We must own legal system, says Comissiong
If we are to engage in self-repair, we must own the legal system, says attorney-at-law David Comissiong.
He made this observation last night during a panel discussion on the topic: Self Reparations: Repairing the Damage at the Spirit Bond Mall, the City.
Comissiong said: “When we look at the legal system we must see ourselves. We must see our Police Force, our law courts and our system of justice. If we continue to see a legal system that is the product of the cultural ethos of the dominance of Britain and Europe, then we perpetuate the cultural and psychological damage that was done to us during colonialism. We then want to look at the laws which still bear their colonial origin.
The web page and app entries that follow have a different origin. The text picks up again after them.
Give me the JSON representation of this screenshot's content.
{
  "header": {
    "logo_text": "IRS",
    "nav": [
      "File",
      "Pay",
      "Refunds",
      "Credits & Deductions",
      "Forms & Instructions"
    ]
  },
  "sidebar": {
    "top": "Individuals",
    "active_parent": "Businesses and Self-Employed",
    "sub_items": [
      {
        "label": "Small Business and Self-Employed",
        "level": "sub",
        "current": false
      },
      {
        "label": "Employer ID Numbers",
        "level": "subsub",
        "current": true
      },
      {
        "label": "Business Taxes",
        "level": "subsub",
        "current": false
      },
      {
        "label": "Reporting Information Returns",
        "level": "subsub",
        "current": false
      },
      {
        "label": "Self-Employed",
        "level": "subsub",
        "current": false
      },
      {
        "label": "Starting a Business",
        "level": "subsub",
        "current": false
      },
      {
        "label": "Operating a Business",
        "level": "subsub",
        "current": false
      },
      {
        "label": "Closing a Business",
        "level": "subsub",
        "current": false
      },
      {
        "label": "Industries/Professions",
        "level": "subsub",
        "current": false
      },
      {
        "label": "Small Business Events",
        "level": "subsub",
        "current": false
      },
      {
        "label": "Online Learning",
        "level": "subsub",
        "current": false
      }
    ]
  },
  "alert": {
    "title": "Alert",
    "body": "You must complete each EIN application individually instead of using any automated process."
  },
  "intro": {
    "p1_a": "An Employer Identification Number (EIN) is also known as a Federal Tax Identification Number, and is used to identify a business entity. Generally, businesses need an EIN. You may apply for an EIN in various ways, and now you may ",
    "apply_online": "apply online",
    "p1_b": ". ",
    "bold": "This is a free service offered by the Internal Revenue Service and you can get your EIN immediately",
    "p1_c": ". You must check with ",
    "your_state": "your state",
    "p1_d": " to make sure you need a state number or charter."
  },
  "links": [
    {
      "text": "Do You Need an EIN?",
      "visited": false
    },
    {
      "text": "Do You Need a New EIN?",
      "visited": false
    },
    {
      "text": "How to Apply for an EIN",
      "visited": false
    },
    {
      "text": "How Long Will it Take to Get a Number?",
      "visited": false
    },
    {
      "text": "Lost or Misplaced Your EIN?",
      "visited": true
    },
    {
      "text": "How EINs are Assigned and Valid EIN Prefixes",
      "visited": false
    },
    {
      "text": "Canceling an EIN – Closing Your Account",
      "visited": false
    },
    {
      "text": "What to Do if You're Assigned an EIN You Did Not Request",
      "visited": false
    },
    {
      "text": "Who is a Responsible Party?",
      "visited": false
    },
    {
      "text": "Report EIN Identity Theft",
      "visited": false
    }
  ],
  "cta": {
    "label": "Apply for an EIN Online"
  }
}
We ask that they be removed.”
Taking a look at the persons who come before the criminal justice system, Comissiong said: “Many of the persons who come before the criminal justice system come from a background of the alienation, the poverty, the marginalization, the psychological damage that was inflicted on them and their communities during centuries of slavery and colonialism and the holdovers from that period.
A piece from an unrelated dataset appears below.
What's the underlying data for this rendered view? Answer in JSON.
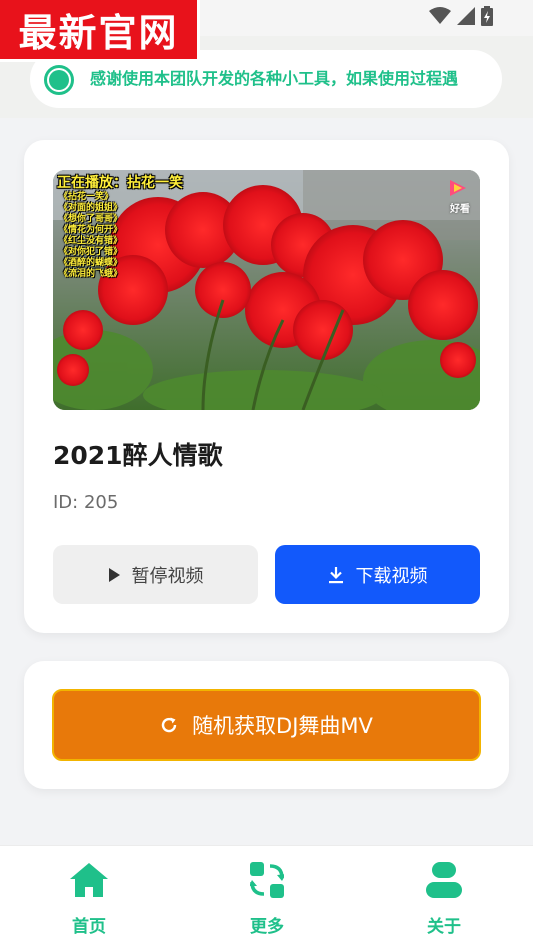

“Therefore we must understand that the colonial justice system was all about punishment. In a regime that seeks to repair damage, the criminal justice should be aimed at being much more rehabilitative and much more redemptive. It should be seeking to give support and assistance to persons who come a background of that kind of damage and deprivation,” Comissiong said.
He pointed out that while our criminal system was adversarial, the Cuban system was investigative, pointing out that under that system, officials try to find out why the offender committed the crime and psychologists were part of the process.
The attorney-at-law suggested that Barbadians examine the Cuban criminal justice system which sought to rehabilitate offenders.
He said: “The Cuban system has an individualized approach to rehabilitation. After the initial orientation programme, the prisoner is assigned to a group called the detachment of approximately 80 inmates supervised by a rehabilitation counsellor. Civilians and prison officials also work directly with the prisoner. Each detachment elects a council that presents the concerns of the detachment to the prison management. The prisoner is provided with educational programmes learning skills if needed, courses in history and the sciences. Prisoners who have the requisite education may work as teachers within the prison.”
Comissiong noted that under the Cuban criminal justice system there were rights to conjugal visits and accommodation is provided for the couple.